This book is a transnational study of rural and anti-Semitic violence around the triple frontier between Austria-Hungary, Romania and Tsarist Russia at the beginning of the twentieth century. It focuses on the devastating Romanian peasant uprising in 1907 and traces the reverberations of the crisis across the triple frontier, analysing the fears, spectres and knee-jerk reactions it triggered in the borderlands of Austria-Hungary and Tsarist Russia. The uprising came close on the heels of the 1905-1907 social turmoil in Tsarist Russia, and brought into play the major issues that characterized social and political life in the region at the time: rural poverty, the Jewish Question, state modernization, and social upheavals. The book comparatively explores the causes and mechanisms of violence propagation, the function of rumour in the spread of the uprising, land reforms and their legal underpinnings, the policing capabilities of the borderlands around the triple frontier, as well as newspaper coverage and diplomatic reactions.

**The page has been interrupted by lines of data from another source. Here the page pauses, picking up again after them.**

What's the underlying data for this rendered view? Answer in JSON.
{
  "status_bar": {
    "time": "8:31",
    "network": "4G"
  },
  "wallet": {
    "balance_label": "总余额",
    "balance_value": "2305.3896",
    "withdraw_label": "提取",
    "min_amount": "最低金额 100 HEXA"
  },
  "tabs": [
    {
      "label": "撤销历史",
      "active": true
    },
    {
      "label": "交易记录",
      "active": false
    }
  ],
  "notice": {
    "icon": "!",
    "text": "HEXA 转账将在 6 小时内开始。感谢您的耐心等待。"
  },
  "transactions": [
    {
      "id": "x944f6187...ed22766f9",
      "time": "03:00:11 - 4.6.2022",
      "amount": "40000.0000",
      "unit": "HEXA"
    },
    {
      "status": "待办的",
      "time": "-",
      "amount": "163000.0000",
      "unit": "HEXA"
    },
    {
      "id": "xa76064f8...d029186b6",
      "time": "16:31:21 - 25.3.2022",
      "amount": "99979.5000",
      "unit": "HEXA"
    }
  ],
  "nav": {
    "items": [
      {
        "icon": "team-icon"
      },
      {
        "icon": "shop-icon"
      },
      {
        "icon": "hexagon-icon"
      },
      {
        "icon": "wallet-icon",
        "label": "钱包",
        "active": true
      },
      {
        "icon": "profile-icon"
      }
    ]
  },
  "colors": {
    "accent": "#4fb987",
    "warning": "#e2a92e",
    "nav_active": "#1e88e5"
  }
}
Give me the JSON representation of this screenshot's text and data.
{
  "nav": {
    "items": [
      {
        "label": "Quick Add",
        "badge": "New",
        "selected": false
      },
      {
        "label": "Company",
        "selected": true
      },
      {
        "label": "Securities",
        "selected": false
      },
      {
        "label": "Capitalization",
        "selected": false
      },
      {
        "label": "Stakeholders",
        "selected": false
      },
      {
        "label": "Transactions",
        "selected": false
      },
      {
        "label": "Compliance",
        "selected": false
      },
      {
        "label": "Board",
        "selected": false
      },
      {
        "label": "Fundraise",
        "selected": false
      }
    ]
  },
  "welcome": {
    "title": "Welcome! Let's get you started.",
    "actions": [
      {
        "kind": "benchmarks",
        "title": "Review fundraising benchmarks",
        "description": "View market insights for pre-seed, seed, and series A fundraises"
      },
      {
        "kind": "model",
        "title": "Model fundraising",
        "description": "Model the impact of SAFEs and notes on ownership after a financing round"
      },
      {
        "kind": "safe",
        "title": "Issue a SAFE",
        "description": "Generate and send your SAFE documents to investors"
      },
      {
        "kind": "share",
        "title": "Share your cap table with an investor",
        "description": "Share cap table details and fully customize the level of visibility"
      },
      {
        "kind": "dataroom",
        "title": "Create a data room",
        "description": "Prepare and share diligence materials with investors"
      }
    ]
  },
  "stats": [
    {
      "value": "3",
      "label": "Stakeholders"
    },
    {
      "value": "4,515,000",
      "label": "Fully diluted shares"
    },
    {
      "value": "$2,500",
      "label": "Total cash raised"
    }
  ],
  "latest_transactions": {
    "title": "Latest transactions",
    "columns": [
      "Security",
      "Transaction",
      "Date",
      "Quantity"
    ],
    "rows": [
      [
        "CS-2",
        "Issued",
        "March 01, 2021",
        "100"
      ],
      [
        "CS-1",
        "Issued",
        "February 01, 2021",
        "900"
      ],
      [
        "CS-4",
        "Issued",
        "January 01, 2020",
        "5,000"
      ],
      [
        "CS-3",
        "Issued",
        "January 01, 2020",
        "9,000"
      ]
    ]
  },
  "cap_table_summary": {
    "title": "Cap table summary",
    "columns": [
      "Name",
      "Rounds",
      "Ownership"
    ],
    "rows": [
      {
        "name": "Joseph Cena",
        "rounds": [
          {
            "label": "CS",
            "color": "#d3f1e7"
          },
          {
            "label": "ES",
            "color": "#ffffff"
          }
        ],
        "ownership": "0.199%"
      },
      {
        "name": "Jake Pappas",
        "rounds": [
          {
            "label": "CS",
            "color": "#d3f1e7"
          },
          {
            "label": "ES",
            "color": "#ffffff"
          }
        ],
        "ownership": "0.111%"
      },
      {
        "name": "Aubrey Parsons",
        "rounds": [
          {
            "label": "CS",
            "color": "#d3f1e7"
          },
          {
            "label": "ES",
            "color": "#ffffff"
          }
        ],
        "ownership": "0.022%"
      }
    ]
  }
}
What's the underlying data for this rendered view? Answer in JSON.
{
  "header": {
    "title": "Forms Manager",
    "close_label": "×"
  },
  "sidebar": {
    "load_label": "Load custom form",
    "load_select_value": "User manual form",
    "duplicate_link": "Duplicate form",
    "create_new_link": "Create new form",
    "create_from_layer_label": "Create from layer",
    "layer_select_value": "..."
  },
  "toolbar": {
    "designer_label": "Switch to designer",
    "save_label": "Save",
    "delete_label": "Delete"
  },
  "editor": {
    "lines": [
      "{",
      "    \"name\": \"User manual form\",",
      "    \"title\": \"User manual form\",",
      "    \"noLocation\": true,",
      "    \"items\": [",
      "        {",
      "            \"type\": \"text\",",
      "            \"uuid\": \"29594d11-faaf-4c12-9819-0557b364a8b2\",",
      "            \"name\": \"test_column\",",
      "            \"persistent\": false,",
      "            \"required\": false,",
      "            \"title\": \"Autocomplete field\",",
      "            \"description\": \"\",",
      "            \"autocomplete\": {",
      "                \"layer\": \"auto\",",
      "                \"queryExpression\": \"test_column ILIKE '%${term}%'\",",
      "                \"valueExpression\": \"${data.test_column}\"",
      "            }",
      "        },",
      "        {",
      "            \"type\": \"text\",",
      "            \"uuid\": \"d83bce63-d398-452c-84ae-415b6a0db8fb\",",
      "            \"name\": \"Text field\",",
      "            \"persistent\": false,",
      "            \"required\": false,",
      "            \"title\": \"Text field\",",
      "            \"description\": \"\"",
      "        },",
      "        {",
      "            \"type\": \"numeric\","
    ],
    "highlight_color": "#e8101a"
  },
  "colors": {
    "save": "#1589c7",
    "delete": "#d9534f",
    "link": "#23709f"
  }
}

Romania Austria-Hungary Tsarist Russia Jewish Question Revolution

Authors and affiliations

  1. 1.Augsburg UniversityAugsburgGermany

About the authors

Irina Marin is Visiting Lecturer at the University of Augsburg, Germany. She has taught and researched at University College London, University of Oxford, University of Leicester and the Vienna Institute for Holocaust Studies. She is the author of Contested Frontiers in the Balkans: Ottoman and Habsburg Rivalries in Eastern Europe (2012).

Bibliographic information


“This thoroughly researched book explores the causes of the 1907 peasant uprising, which was the most violent episode ever to occur in Romania during peacetime. … The great strength of the book is that it takes as its point of departure a series of singular events which took place in the spring of 1907 and paints a panoramic view of the Romanian political, economic, social, and legal system at the turn of the nineteenth and twentieth centuries.” (Luminita Gatejel, Hungarian Historical Review, Vol. 7 (4), 2018)